Not that the barrel-chested guitarist was the only Stone who was doing it tough. For while Jagger romped with Anita Pallenberg, Keith Richards, the ex-model's then-boyfriend, raised hell, convinced his best friend was at it with his old lady. As it turned out, Mick was closer to James Fox than the comely Swede, with Cammell describing their friendship as bordering on a "romance". Still, if you'd driven into Lowndes Square in 1968, the chances are you'd have found Keef sat in his car, his eyes darting about with jealousy rather than a pharmaceutical aid.
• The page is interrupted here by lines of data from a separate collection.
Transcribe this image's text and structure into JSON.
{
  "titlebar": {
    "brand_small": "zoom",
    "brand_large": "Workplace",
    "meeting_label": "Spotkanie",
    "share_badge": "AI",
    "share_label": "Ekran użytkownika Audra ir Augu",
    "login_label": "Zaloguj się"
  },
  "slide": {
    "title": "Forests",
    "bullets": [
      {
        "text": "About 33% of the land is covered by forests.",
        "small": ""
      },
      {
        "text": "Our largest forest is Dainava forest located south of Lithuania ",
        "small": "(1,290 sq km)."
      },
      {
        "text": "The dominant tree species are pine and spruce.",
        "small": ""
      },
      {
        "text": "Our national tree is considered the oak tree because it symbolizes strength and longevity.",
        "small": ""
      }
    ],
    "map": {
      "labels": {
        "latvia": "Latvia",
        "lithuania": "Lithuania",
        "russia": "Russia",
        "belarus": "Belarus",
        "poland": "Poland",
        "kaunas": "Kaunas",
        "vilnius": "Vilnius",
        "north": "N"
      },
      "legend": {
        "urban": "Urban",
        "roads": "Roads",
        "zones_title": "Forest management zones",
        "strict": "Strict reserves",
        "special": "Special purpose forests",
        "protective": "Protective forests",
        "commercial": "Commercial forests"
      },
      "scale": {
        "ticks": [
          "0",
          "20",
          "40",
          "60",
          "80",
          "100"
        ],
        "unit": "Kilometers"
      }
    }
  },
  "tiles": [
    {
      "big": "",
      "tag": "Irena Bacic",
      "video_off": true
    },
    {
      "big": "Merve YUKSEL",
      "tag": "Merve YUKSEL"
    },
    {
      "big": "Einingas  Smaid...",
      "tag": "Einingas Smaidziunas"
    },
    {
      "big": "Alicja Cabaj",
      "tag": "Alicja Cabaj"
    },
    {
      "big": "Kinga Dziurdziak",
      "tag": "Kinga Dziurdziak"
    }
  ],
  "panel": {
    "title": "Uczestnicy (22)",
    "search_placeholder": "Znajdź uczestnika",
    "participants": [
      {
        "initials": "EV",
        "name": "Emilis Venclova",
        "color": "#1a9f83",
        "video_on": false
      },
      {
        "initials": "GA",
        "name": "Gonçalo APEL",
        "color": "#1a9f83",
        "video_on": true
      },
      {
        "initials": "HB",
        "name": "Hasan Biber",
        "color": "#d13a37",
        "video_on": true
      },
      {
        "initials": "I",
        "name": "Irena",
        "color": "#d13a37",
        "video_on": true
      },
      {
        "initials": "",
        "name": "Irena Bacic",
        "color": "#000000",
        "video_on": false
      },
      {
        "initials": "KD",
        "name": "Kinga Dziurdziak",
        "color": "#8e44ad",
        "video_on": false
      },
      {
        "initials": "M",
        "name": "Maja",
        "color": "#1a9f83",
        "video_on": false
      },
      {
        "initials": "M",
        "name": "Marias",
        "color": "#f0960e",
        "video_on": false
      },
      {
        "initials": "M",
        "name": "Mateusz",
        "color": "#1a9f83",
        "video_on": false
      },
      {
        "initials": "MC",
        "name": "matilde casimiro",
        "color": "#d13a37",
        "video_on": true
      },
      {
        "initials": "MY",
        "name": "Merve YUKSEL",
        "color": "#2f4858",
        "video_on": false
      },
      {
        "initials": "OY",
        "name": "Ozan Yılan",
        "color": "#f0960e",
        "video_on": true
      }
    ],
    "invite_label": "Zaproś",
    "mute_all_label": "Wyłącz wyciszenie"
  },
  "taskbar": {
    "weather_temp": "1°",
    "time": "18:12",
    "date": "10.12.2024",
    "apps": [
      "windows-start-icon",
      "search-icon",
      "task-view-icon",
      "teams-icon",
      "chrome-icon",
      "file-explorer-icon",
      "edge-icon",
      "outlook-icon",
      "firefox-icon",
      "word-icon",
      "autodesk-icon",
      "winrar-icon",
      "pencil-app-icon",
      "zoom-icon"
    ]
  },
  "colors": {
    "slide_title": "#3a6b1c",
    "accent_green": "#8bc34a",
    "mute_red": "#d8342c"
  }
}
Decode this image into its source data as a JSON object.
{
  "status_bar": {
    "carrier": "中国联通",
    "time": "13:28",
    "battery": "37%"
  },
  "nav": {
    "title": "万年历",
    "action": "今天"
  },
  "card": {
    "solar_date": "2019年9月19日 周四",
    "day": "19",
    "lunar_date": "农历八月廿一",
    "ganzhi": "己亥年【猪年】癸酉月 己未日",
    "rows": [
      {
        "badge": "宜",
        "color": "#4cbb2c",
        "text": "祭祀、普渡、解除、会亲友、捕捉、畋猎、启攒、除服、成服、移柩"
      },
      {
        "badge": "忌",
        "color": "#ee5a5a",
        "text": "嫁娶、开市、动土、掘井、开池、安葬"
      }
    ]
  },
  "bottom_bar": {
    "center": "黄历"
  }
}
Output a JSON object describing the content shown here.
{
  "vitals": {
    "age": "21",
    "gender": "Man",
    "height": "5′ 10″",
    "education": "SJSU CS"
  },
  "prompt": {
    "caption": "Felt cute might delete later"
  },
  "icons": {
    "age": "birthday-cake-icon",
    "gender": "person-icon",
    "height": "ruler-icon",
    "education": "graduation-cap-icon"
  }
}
And while the Stones were busy imploding, James Fox was getting to know some very interesting people. Johnny Shannon was an old school 'character' and boxing second who'd been in Henry Cooper's corner when he flattened Cassius Clay. Through Shannon, Fox, until then almost exclusively known for playing foppish types, learnt how to dress and talk like a 'chap'. He also learnt how to box, becoming so good that Shannon let him have a pop at one of his pupils: "Jimmy loved it. He caught the other bloke on the nose and when the blood started to flow, you saw Jimmy's eyes light up. He was a good strong boy, Jimmy".
"While Cammell’s CV is far sparser, Mick Jagger is in no doubt who the real brains behind the film was. 'Nic Roeg wasn’t the director of Performance,' he explained, 'certainly not in the way that you and I think of it. Certainly not of the acting'."
Fox's transformation into East End tough was completed through consultations with David Litvinoff and John Bindon. Infamous for his association with Princess Margaret, Bindon's other claims to fame included supporting roles in Get Carter and Ken Loach's Poor Cow and a medal for bravery that was awarded to him after he rescued a man from drowning; a man many people believe Bindon was actually trying to murder. Litvinoff, meanwhile, was almost an amalgamation of London's most infamous 'identities' Ronnie and Reggie Kray. Homosexual, violent but with incredible connections, Litvinoff illustrated how the underbelly had become a part of everyday society. As such, he was the perfect person to teach the aristocratic Fox how to enjoy a "bit of a cavort".
But still things weren't heady enough for Cammell. So he threw his girlfriend Michelle Breton - a French model with a thing for troiism - into the mix. And he cast his advisers Bindon and Shannon, the latter landing the key part of gay gang boss Harry Flowers. At last, the madhouse was open for business. And once Cammell and Roeg were done filming, James Fox was only fit for asylum living.
The 10 years Fox spent away from movies, doing good works for the Navigators christian charity, is often seized upon as an example of Performance's wretched excess. The actor himself admits that his mind was blown long before he made the movie - the death of his father and an experiment with the hallucinogen DMT having left him ripe for a nervous breakdown. But there were those who walked away from the movie badly wounded: Michelle Breton returned to France and lapsed into heroin addiction, and drugs also played a destructive role in Anita Pallenberg's life
Those who talk about the 'curse of Performance' seem to base their superstitious nonsense less on the film's fallout than on the troubling nature of the picture. The truth of the matter is, no one walks away from Performance unscathed - that's what makes it so special. In an age where people talk about going to the multiplex to 'veg out', Cammell and Roeg demand a lot of their audience, and take a large chunk of its innocence into the bargain.
In the final balance, there's no doubt that we the viewer come out of this deal best. Exhilarating and intoxicating, suffocating and annihilating - if Performance was a drug, its street value would be astronomical. It's as Jagger's revitalised Turner explains, "The only performance that makes it, that makes it all the way, is the one that achieves madness."